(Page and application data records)
########################################

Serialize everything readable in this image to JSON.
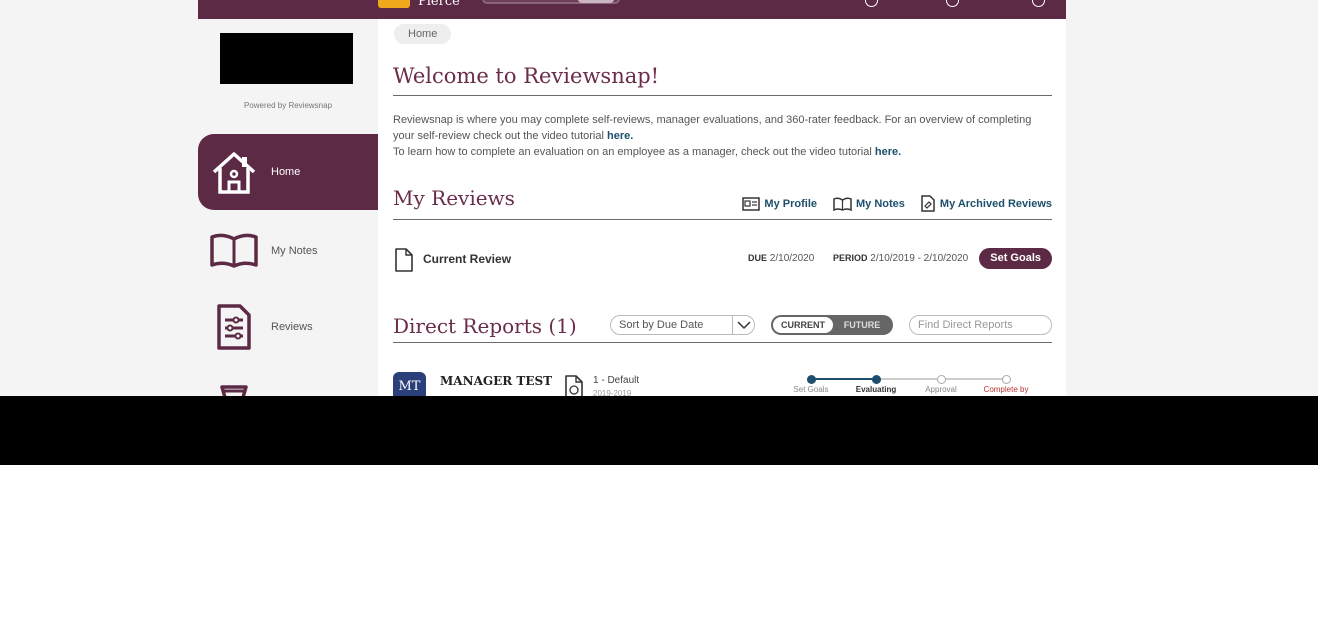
{
  "topbar": {
    "brand": "Pierce"
  },
  "sidebar": {
    "powered_by": "Powered by Reviewsnap",
    "items": [
      {
        "label": "Home",
        "icon": "home-icon",
        "active": true
      },
      {
        "label": "My Notes",
        "icon": "book-icon",
        "active": false
      },
      {
        "label": "Reviews",
        "icon": "review-doc-icon",
        "active": false
      },
      {
        "label": "",
        "icon": "trophy-icon",
        "active": false
      }
    ]
  },
  "breadcrumb": {
    "home": "Home"
  },
  "welcome": {
    "title": "Welcome to Reviewsnap!",
    "line1": "Reviewsnap is where you may complete self-reviews, manager evaluations, and 360-rater feedback. For an overview of completing your self-review check out the video tutorial ",
    "link1": "here.",
    "line2": "To learn how to complete an evaluation on an employee as a manager, check out the video tutorial ",
    "link2": "here."
  },
  "my_reviews": {
    "title": "My Reviews",
    "links": {
      "profile": "My Profile",
      "notes": "My Notes",
      "archived": "My Archived Reviews"
    },
    "current": {
      "name": "Current Review",
      "due_label": "DUE",
      "due": "2/10/2020",
      "period_label": "PERIOD",
      "period": "2/10/2019 - 2/10/2020",
      "action": "Set Goals"
    }
  },
  "direct_reports": {
    "title": "Direct Reports (1)",
    "sort_value": "Sort by Due Date",
    "toggle": {
      "current": "CURRENT",
      "future": "FUTURE"
    },
    "find_placeholder": "Find Direct Reports",
    "rows": [
      {
        "initials": "MT",
        "name": "MANAGER TEST",
        "review": "1 - Default",
        "review_sub": "2019-2019",
        "steps": [
          "Set Goals",
          "Evaluating",
          "Approval",
          "Complete by"
        ],
        "completed_steps": 2
      }
    ]
  },
  "colors": {
    "brand": "#5c2a44",
    "title": "#6a2d49",
    "link": "#1d4f6c",
    "accent": "#f0a81c"
  }
}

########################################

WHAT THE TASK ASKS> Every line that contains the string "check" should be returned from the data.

PROBLEM SOLUTION>
    "line1": "Reviewsnap is where you may complete self-reviews, manager evaluations, and 360-rater feedback. For an overview of completing your self-review check out the video tutorial ",
    "line2": "To learn how to complete an evaluation on an employee as a manager, check out the video tutorial ",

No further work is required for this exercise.